## What to produce
The records below are to be copied exactly, with every picture left out.

________________

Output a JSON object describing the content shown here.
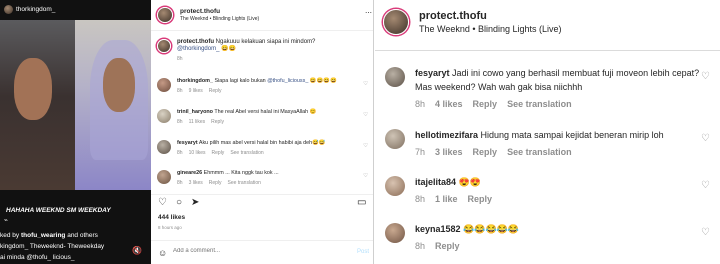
{
  "media": {
    "top_username": "thorkingdom_",
    "caption_overlay": "HAHAHA WEEKND SM WEEKDAY",
    "liked_by_prefix": "ked by",
    "liked_by_user": "thofu_wearing",
    "liked_by_suffix": "and others",
    "caption_line": "kingdom_ Theweeknd- Theweekday",
    "caption_line2": "ai minda @thofu_ licious_",
    "emoji": "👌"
  },
  "left": {
    "header": {
      "username": "protect.thofu",
      "subtitle": "The Weeknd • Blinding Lights (Live)"
    },
    "caption": {
      "username": "protect.thofu",
      "text": "Ngakuuu kelakuan siapa ini mindom?",
      "mention": "@thorkingdom_",
      "emoji": "😄😄",
      "time": "8h"
    },
    "comments": [
      {
        "username": "thorkingdom_",
        "text": "Siapa lagi kalo bukan",
        "mention": "@thofu_liciouss_",
        "emoji": "😄😄😄😄",
        "time": "8h",
        "likes": "9 likes",
        "reply": "Reply"
      },
      {
        "username": "trinil_haryono",
        "text": "The real Abel versi halal ini MasyaAllah 😊",
        "mention": "",
        "emoji": "",
        "time": "8h",
        "likes": "11 likes",
        "reply": "Reply"
      },
      {
        "username": "fesyaryt",
        "text": "Aku pilih mas abel versi halal bin habibi aja deh😅😅",
        "mention": "",
        "emoji": "",
        "time": "8h",
        "likes": "10 likes",
        "reply": "Reply",
        "translation": "See translation"
      },
      {
        "username": "gineare26",
        "text": "Ehmmm ... Kita nggk tau kok ...",
        "mention": "",
        "emoji": "",
        "time": "8h",
        "likes": "3 likes",
        "reply": "Reply",
        "translation": "See translation"
      }
    ],
    "likes_count": "444 likes",
    "posted_ago": "8 hours ago",
    "add_comment_placeholder": "Add a comment...",
    "post_label": "Post"
  },
  "right": {
    "header": {
      "username": "protect.thofu",
      "subtitle": "The Weeknd • Blinding Lights (Live)"
    },
    "comments": [
      {
        "username": "fesyaryt",
        "text": "Jadi ini cowo yang berhasil membuat fuji moveon lebih cepat? Mas weekend? Wah wah gak bisa niichhh",
        "time": "8h",
        "likes": "4 likes",
        "reply": "Reply",
        "translation": "See translation"
      },
      {
        "username": "hellotimezifara",
        "text": "Hidung mata sampai kejidat beneran mirip loh",
        "time": "7h",
        "likes": "3 likes",
        "reply": "Reply",
        "translation": "See translation"
      },
      {
        "username": "itajelita84",
        "text": "😍😍",
        "time": "8h",
        "likes": "1 like",
        "reply": "Reply",
        "translation": ""
      },
      {
        "username": "keyna1582",
        "text": "😂😂😂😂😂",
        "time": "8h",
        "likes": "",
        "reply": "Reply",
        "translation": ""
      }
    ]
  },
  "colors": {
    "accent": "#385185",
    "muted": "#8e8e8e",
    "ring": "#d93b7a"
  }
}
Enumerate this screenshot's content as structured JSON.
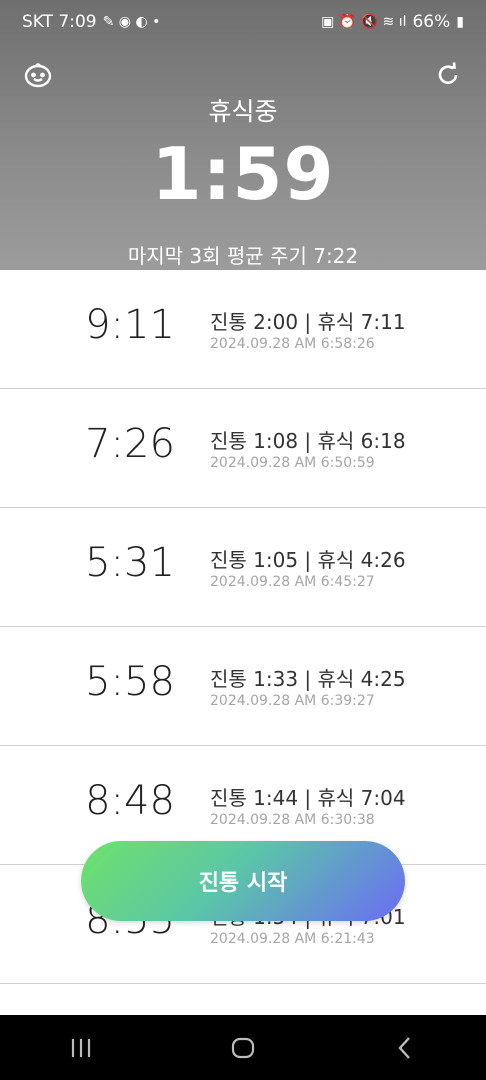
{
  "status_bar": {
    "carrier_time": "SKT 7:09",
    "battery": "66%"
  },
  "header": {
    "state_label": "휴식중",
    "timer": "1:59",
    "average_text": "마지막 3회 평균 주기 7:22"
  },
  "records": [
    {
      "interval": "9:11",
      "detail": "진통 2:00 | 휴식 7:11",
      "timestamp": "2024.09.28 AM 6:58:26"
    },
    {
      "interval": "7:26",
      "detail": "진통 1:08 | 휴식 6:18",
      "timestamp": "2024.09.28 AM 6:50:59"
    },
    {
      "interval": "5:31",
      "detail": "진통 1:05 | 휴식 4:26",
      "timestamp": "2024.09.28 AM 6:45:27"
    },
    {
      "interval": "5:58",
      "detail": "진통 1:33 | 휴식 4:25",
      "timestamp": "2024.09.28 AM 6:39:27"
    },
    {
      "interval": "8:48",
      "detail": "진통 1:44 | 휴식 7:04",
      "timestamp": "2024.09.28 AM 6:30:38"
    },
    {
      "interval": "8:55",
      "detail": "진통 1:54 | 휴식 7:01",
      "timestamp": "2024.09.28 AM 6:21:43"
    }
  ],
  "start_button": {
    "label": "진통 시작"
  },
  "icons": {
    "left_header": "baby-face-icon",
    "right_header": "refresh-icon"
  },
  "colors": {
    "header_bg": "#8a8a8a",
    "button_gradient_start": "#6ee26a",
    "button_gradient_end": "#6b6cf5"
  }
}
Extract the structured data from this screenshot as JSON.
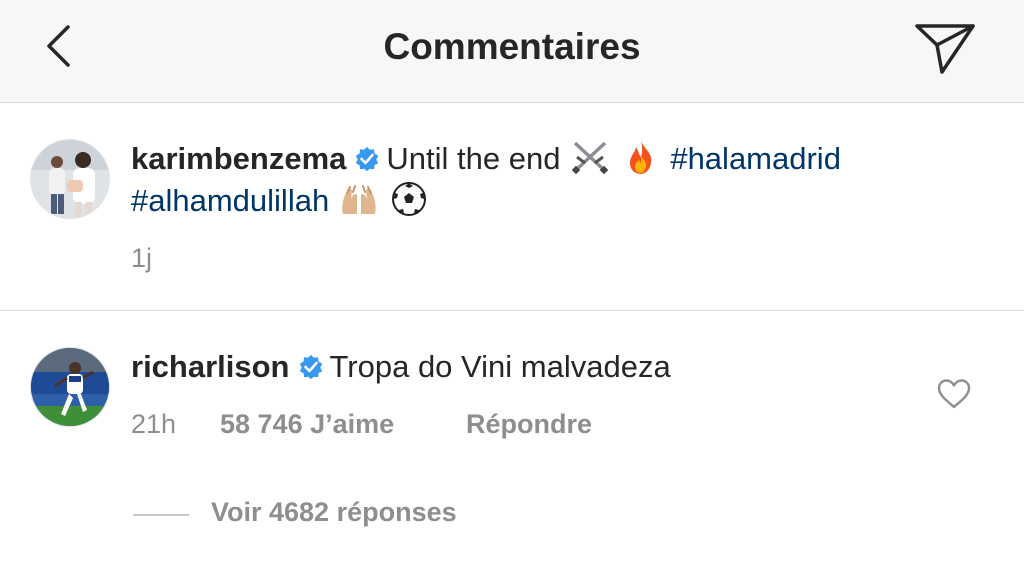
{
  "header": {
    "title": "Commentaires",
    "back_icon": "chevron-left-icon",
    "share_icon": "paper-plane-icon",
    "background": "#f7f7f7"
  },
  "caption": {
    "username": "karimbenzema",
    "verified": true,
    "text_before": "Until the end",
    "emojis": [
      "crossed-swords",
      "fire"
    ],
    "hashtags": [
      "#halamadrid",
      "#alhamdulillah"
    ],
    "emojis_after": [
      "raised-hands",
      "soccer-ball"
    ],
    "time": "1j"
  },
  "comment": {
    "username": "richarlison",
    "verified": true,
    "text": "Tropa do Vini malvadeza",
    "time": "21h",
    "likes": "58 746 J’aime",
    "reply_label": "Répondre",
    "like_icon": "heart-outline-icon"
  },
  "replies": {
    "label": "Voir 4682 réponses"
  },
  "colors": {
    "hashtag": "#003569",
    "verified": "#3897f0",
    "muted": "#8e8e8e",
    "text": "#262626"
  }
}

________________

## Completed exercise
Output a JSON object describing the content shown here.
{
  "media": {
    "top_username": "thorkingdom_",
    "caption_overlay": "HAHAHA WEEKND SM WEEKDAY",
    "liked_by_prefix": "ked by",
    "liked_by_user": "thofu_wearing",
    "liked_by_suffix": "and others",
    "caption_line": "kingdom_ Theweeknd- Theweekday",
    "caption_line2": "ai minda @thofu_ licious_",
    "emoji": "👌"
  },
  "left": {
    "header": {
      "username": "protect.thofu",
      "subtitle": "The Weeknd • Blinding Lights (Live)"
    },
    "caption": {
      "username": "protect.thofu",
      "text": "Ngakuuu kelakuan siapa ini mindom?",
      "mention": "@thorkingdom_",
      "emoji": "😄😄",
      "time": "8h"
    },
    "comments": [
      {
        "username": "thorkingdom_",
        "text": "Siapa lagi kalo bukan",
        "mention": "@thofu_liciouss_",
        "emoji": "😄😄😄😄",
        "time": "8h",
        "likes": "9 likes",
        "reply": "Reply"
      },
      {
        "username": "trinil_haryono",
        "text": "The real Abel versi halal ini MasyaAllah 😊",
        "mention": "",
        "emoji": "",
        "time": "8h",
        "likes": "11 likes",
        "reply": "Reply"
      },
      {
        "username": "fesyaryt",
        "text": "Aku pilih mas abel versi halal bin habibi aja deh😅😅",
        "mention": "",
        "emoji": "",
        "time": "8h",
        "likes": "10 likes",
        "reply": "Reply",
        "translation": "See translation"
      },
      {
        "username": "gineare26",
        "text": "Ehmmm ... Kita nggk tau kok ...",
        "mention": "",
        "emoji": "",
        "time": "8h",
        "likes": "3 likes",
        "reply": "Reply",
        "translation": "See translation"
      }
    ],
    "likes_count": "444 likes",
    "posted_ago": "8 hours ago",
    "add_comment_placeholder": "Add a comment...",
    "post_label": "Post"
  },
  "right": {
    "header": {
      "username": "protect.thofu",
      "subtitle": "The Weeknd • Blinding Lights (Live)"
    },
    "comments": [
      {
        "username": "fesyaryt",
        "text": "Jadi ini cowo yang berhasil membuat fuji moveon lebih cepat? Mas weekend? Wah wah gak bisa niichhh",
        "time": "8h",
        "likes": "4 likes",
        "reply": "Reply",
        "translation": "See translation"
      },
      {
        "username": "hellotimezifara",
        "text": "Hidung mata sampai kejidat beneran mirip loh",
        "time": "7h",
        "likes": "3 likes",
        "reply": "Reply",
        "translation": "See translation"
      },
      {
        "username": "itajelita84",
        "text": "😍😍",
        "time": "8h",
        "likes": "1 like",
        "reply": "Reply",
        "translation": ""
      },
      {
        "username": "keyna1582",
        "text": "😂😂😂😂😂",
        "time": "8h",
        "likes": "",
        "reply": "Reply",
        "translation": ""
      }
    ]
  },
  "colors": {
    "accent": "#385185",
    "muted": "#8e8e8e",
    "ring": "#d93b7a"
  }
}
Enumerate this screenshot's content as structured JSON.
{
  "status_bar": {
    "carrier_time": "SKT 7:09",
    "battery": "66%"
  },
  "header": {
    "state_label": "휴식중",
    "timer": "1:59",
    "average_text": "마지막 3회 평균 주기 7:22"
  },
  "records": [
    {
      "interval": "9:11",
      "detail": "진통 2:00 | 휴식 7:11",
      "timestamp": "2024.09.28 AM 6:58:26"
    },
    {
      "interval": "7:26",
      "detail": "진통 1:08 | 휴식 6:18",
      "timestamp": "2024.09.28 AM 6:50:59"
    },
    {
      "interval": "5:31",
      "detail": "진통 1:05 | 휴식 4:26",
      "timestamp": "2024.09.28 AM 6:45:27"
    },
    {
      "interval": "5:58",
      "detail": "진통 1:33 | 휴식 4:25",
      "timestamp": "2024.09.28 AM 6:39:27"
    },
    {
      "interval": "8:48",
      "detail": "진통 1:44 | 휴식 7:04",
      "timestamp": "2024.09.28 AM 6:30:38"
    },
    {
      "interval": "8:55",
      "detail": "진통 1:54 | 휴식 7:01",
      "timestamp": "2024.09.28 AM 6:21:43"
    }
  ],
  "start_button": {
    "label": "진통 시작"
  },
  "icons": {
    "left_header": "baby-face-icon",
    "right_header": "refresh-icon"
  },
  "colors": {
    "header_bg": "#8a8a8a",
    "button_gradient_start": "#6ee26a",
    "button_gradient_end": "#6b6cf5"
  }
}
Extract the structured data from this screenshot as JSON.
{
  "header": {
    "title": "Commentaires",
    "back_icon": "chevron-left-icon",
    "share_icon": "paper-plane-icon",
    "background": "#f7f7f7"
  },
  "caption": {
    "username": "karimbenzema",
    "verified": true,
    "text_before": "Until the end",
    "emojis": [
      "crossed-swords",
      "fire"
    ],
    "hashtags": [
      "#halamadrid",
      "#alhamdulillah"
    ],
    "emojis_after": [
      "raised-hands",
      "soccer-ball"
    ],
    "time": "1j"
  },
  "comment": {
    "username": "richarlison",
    "verified": true,
    "text": "Tropa do Vini malvadeza",
    "time": "21h",
    "likes": "58 746 J’aime",
    "reply_label": "Répondre",
    "like_icon": "heart-outline-icon"
  },
  "replies": {
    "label": "Voir 4682 réponses"
  },
  "colors": {
    "hashtag": "#003569",
    "verified": "#3897f0",
    "muted": "#8e8e8e",
    "text": "#262626"
  }
}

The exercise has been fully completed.